══ Data ══

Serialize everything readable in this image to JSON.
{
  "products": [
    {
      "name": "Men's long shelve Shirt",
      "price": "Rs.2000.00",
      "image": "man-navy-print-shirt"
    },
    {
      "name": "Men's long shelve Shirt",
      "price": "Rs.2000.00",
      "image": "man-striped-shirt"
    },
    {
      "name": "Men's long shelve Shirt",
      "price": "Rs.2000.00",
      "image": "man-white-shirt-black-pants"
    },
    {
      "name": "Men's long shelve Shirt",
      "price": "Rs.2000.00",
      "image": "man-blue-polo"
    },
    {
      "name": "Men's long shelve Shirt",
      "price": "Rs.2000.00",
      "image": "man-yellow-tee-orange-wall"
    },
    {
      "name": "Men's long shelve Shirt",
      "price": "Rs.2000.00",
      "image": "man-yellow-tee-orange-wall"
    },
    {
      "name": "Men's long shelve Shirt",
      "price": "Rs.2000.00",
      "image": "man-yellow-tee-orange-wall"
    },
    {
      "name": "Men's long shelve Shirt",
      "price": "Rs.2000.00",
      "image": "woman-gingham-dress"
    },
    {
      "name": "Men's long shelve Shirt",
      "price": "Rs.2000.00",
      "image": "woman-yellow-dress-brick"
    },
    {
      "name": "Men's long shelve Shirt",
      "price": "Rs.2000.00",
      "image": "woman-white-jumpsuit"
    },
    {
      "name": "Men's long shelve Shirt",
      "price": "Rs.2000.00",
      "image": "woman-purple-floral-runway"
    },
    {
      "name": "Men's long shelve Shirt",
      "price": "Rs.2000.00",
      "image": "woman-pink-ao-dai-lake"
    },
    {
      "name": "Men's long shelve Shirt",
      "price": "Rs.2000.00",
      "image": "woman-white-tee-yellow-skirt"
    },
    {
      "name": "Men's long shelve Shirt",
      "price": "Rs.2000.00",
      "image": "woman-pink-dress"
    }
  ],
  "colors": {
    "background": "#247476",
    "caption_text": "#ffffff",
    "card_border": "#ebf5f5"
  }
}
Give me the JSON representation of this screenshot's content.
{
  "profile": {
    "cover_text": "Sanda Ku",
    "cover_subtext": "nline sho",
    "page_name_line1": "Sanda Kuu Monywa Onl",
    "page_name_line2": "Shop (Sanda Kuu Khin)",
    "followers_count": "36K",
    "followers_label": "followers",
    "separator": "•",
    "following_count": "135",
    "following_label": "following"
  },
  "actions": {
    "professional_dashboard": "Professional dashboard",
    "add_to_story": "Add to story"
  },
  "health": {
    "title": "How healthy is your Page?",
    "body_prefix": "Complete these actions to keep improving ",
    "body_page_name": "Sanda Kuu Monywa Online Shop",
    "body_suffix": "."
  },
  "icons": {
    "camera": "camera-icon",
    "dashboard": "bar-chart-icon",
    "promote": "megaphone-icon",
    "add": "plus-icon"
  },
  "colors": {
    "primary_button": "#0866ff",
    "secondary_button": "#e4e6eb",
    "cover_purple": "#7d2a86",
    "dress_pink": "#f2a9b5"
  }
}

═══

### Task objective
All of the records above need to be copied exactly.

### Response area
Serialize everything readable in this image to JSON.
{
  "products": [
    {
      "name": "Men's long shelve Shirt",
      "price": "Rs.2000.00",
      "image": "man-navy-print-shirt"
    },
    {
      "name": "Men's long shelve Shirt",
      "price": "Rs.2000.00",
      "image": "man-striped-shirt"
    },
    {
      "name": "Men's long shelve Shirt",
      "price": "Rs.2000.00",
      "image": "man-white-shirt-black-pants"
    },
    {
      "name": "Men's long shelve Shirt",
      "price": "Rs.2000.00",
      "image": "man-blue-polo"
    },
    {
      "name": "Men's long shelve Shirt",
      "price": "Rs.2000.00",
      "image": "man-yellow-tee-orange-wall"
    },
    {
      "name": "Men's long shelve Shirt",
      "price": "Rs.2000.00",
      "image": "man-yellow-tee-orange-wall"
    },
    {
      "name": "Men's long shelve Shirt",
      "price": "Rs.2000.00",
      "image": "man-yellow-tee-orange-wall"
    },
    {
      "name": "Men's long shelve Shirt",
      "price": "Rs.2000.00",
      "image": "woman-gingham-dress"
    },
    {
      "name": "Men's long shelve Shirt",
      "price": "Rs.2000.00",
      "image": "woman-yellow-dress-brick"
    },
    {
      "name": "Men's long shelve Shirt",
      "price": "Rs.2000.00",
      "image": "woman-white-jumpsuit"
    },
    {
      "name": "Men's long shelve Shirt",
      "price": "Rs.2000.00",
      "image": "woman-purple-floral-runway"
    },
    {
      "name": "Men's long shelve Shirt",
      "price": "Rs.2000.00",
      "image": "woman-pink-ao-dai-lake"
    },
    {
      "name": "Men's long shelve Shirt",
      "price": "Rs.2000.00",
      "image": "woman-white-tee-yellow-skirt"
    },
    {
      "name": "Men's long shelve Shirt",
      "price": "Rs.2000.00",
      "image": "woman-pink-dress"
    }
  ],
  "colors": {
    "background": "#247476",
    "caption_text": "#ffffff",
    "card_border": "#ebf5f5"
  }
}
Give me the JSON representation of this screenshot's content.
{
  "profile": {
    "cover_text": "Sanda Ku",
    "cover_subtext": "nline sho",
    "page_name_line1": "Sanda Kuu Monywa Onl",
    "page_name_line2": "Shop (Sanda Kuu Khin)",
    "followers_count": "36K",
    "followers_label": "followers",
    "separator": "•",
    "following_count": "135",
    "following_label": "following"
  },
  "actions": {
    "professional_dashboard": "Professional dashboard",
    "add_to_story": "Add to story"
  },
  "health": {
    "title": "How healthy is your Page?",
    "body_prefix": "Complete these actions to keep improving ",
    "body_page_name": "Sanda Kuu Monywa Online Shop",
    "body_suffix": "."
  },
  "icons": {
    "camera": "camera-icon",
    "dashboard": "bar-chart-icon",
    "promote": "megaphone-icon",
    "add": "plus-icon"
  },
  "colors": {
    "primary_button": "#0866ff",
    "secondary_button": "#e4e6eb",
    "cover_purple": "#7d2a86",
    "dress_pink": "#f2a9b5"
  }
}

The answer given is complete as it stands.